Over the years I have done a lot of fiddling around with RDF/OWL in trying to grasp how to best make use of XBRL. Just as XBRL is a tool, RDF/OWL is a tool. As is said, "If the only tool you have in your toolbox is a hammer, then everything looks like a nail." Not that having a big tool box and a lot of tools makes one a great craftsman; understanding which tool is the best tool for a particular job does have its advantages.
While I do get the big picture when it comes to RDF/OWL and intuitively I understand RDF/OWL has lots of power which can be leveraged when working with XBRL, I regretfully don't get the details very well yet. But, I do understand a little. More importantly, I am investing to understand more because I grasp why RDF/OWL will be so useful.
The Financial Report Semantics and Dynamics Theory breaks down a financial report into logical pieces. The US GAAP Taxonomy and SEC XBRLfinancial reports are instantiations of "digital financial reports". US GAAP, as defined by the FASB, has semantics. All these things can be tied together semantically using RDF/OWL.
This is a link to where I am currently in hooking all this semantic information together, this ontology for a digital financial report. It is really only the beginnings of an ontology. The XML file can be hard for humans to read, but it is not really meant for humans; it is meant for computers to read. This diagram can help you understand what is in that ontology currently:
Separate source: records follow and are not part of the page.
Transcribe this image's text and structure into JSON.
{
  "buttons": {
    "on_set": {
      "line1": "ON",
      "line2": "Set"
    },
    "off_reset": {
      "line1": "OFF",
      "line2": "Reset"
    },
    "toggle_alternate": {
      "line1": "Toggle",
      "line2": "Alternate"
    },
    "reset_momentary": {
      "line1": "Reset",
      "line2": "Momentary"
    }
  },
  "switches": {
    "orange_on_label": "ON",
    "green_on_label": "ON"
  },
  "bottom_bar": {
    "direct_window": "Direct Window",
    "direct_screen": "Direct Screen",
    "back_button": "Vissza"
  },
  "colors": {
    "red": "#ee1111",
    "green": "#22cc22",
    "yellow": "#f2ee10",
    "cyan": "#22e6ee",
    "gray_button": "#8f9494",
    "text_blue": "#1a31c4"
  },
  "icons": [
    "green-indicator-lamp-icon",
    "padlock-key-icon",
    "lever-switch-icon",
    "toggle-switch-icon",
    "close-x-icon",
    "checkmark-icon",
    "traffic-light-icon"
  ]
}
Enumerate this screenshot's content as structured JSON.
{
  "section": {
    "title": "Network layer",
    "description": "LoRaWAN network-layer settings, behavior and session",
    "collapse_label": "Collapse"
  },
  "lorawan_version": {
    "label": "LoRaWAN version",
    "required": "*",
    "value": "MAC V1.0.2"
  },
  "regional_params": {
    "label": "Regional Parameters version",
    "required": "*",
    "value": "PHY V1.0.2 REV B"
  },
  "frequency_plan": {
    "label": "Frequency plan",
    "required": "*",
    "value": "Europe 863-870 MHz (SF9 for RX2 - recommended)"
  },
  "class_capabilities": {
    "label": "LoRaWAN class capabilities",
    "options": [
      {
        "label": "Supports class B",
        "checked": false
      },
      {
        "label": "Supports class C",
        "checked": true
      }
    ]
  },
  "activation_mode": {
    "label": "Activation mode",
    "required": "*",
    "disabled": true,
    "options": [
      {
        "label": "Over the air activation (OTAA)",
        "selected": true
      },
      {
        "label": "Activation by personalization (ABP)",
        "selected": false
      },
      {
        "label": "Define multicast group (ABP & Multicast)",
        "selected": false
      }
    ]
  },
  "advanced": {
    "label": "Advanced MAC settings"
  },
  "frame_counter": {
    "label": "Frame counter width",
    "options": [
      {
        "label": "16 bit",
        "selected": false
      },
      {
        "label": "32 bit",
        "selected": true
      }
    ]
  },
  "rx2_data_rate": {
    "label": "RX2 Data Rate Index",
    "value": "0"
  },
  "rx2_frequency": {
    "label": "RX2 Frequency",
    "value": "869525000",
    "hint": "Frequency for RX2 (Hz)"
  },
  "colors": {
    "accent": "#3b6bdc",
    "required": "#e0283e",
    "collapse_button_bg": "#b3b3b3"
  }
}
If you are interested in understanding what is under the hood here, Stanford University makes a tool available called Protege which can help you visualize RDF/OWL ontologies. The tool is rather technical so most business users won't relate to it very well most likely.
What does all this mean? Well, it means that financial reporting is about to go through a big change. While the XBRL technical syntax enables that change; XBRL is not the change. If you don't understand what terms like "semantics" and "metadata" mean, you are at a disadvantage because you don't understand the moving parts of the puzzle. If you are an accountant obsessed with the financial concept of an SEC XBRL financial report (a form of myopia like the marketing myopia which we all studied in college) you will be out of place when this new paradigm takes hold.
Not quite sure what to do? This is a good place to start: Guide to Verification of an SEC XBRL Financial Report.
It may not seem like the right starting point, but trust me when I tell you that it is exactly the right place to start. Like Stephen Covey says in his book 7 Habits of Highly Effective People,
"Begin with the end in mind."